3.      How does land-use affect the exchange of nutrients between terrestrial and aquatic habitats?

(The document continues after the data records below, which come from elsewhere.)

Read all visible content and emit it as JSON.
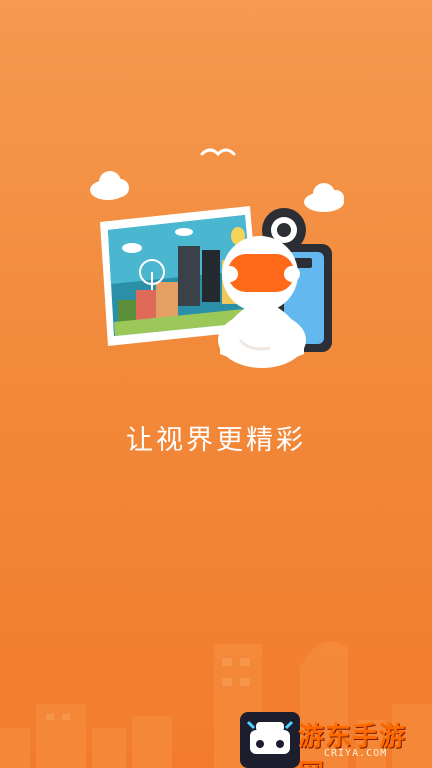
{
  "splash": {
    "tagline": "让视界更精彩"
  },
  "watermark": {
    "title": "游东手游网",
    "subtitle": "CRIYA.COM"
  },
  "colors": {
    "background_top": "#f59a4f",
    "background_bottom": "#f27c2c",
    "mascot_orange": "#ff6a1a",
    "camera_blue": "#5fb7f0"
  },
  "icons": [
    "cloud-icon",
    "bird-icon",
    "photo-icon",
    "camera-icon",
    "mascot-icon",
    "skyline-icon"
  ]
}
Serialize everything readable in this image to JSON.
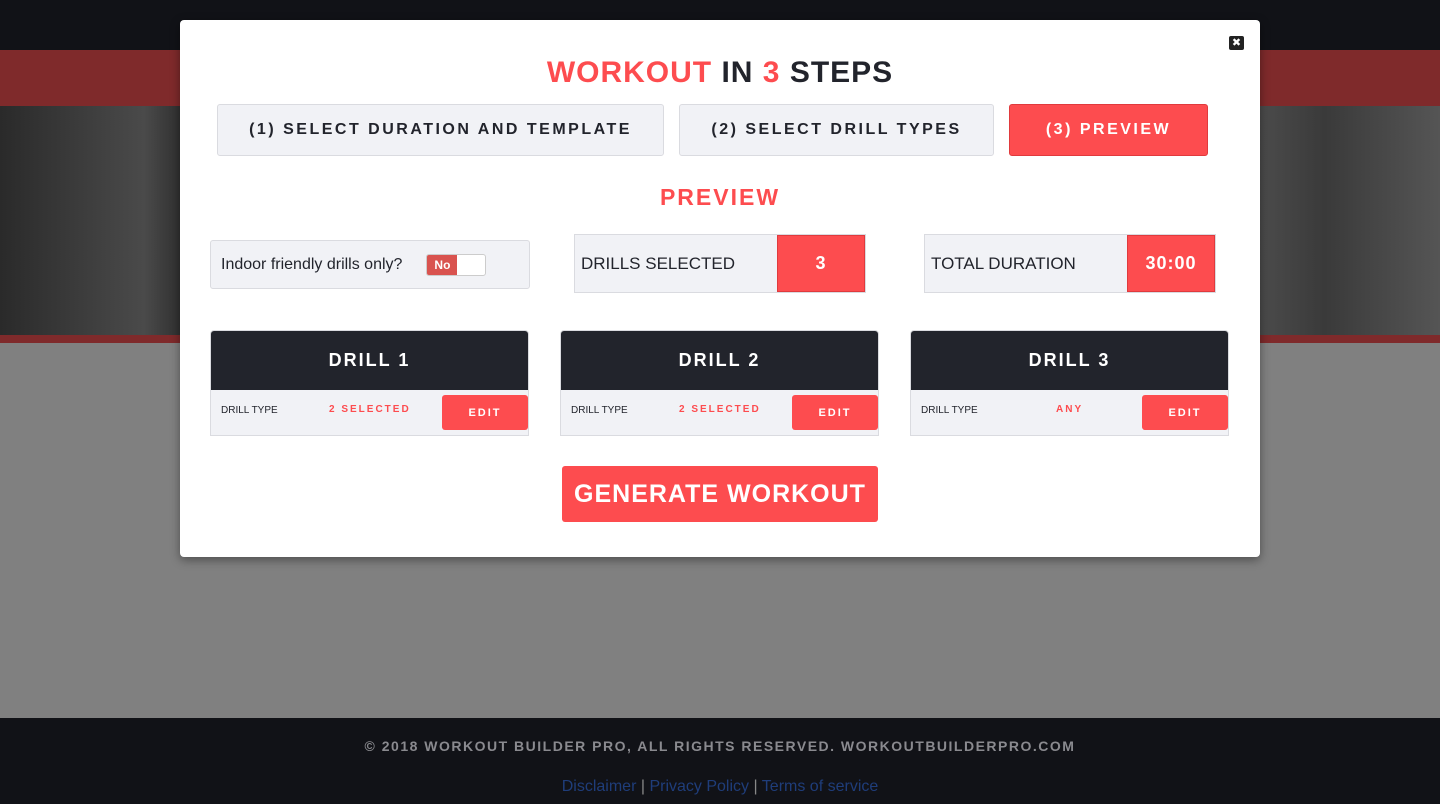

Forest cutting and subsequent regeneration alter both the hydrology and biogeochemistry of the landscape.  In both mature forests and altered landscapes the source of many elements to stream waters is not well understood because links between stream chemistry and upland nutrient status are unclear and because riparian zone and in-stream processes are also important. We propose to measure changes in stream chemistry along three first-order streams from their headwaters in remnant mature forests, through pastures, secondary forests, and large fertilized fields of rice and corn in a region of highly weathered deep Oxisols of the eastern Amazon Basin.  Soils and groundwater in riparian zones will be studied in each land use.  Collaborations with studies in other regions will provide an opportunity to address interactions among soil substrates and land-use patterns as they affect stream chemistry across the basin.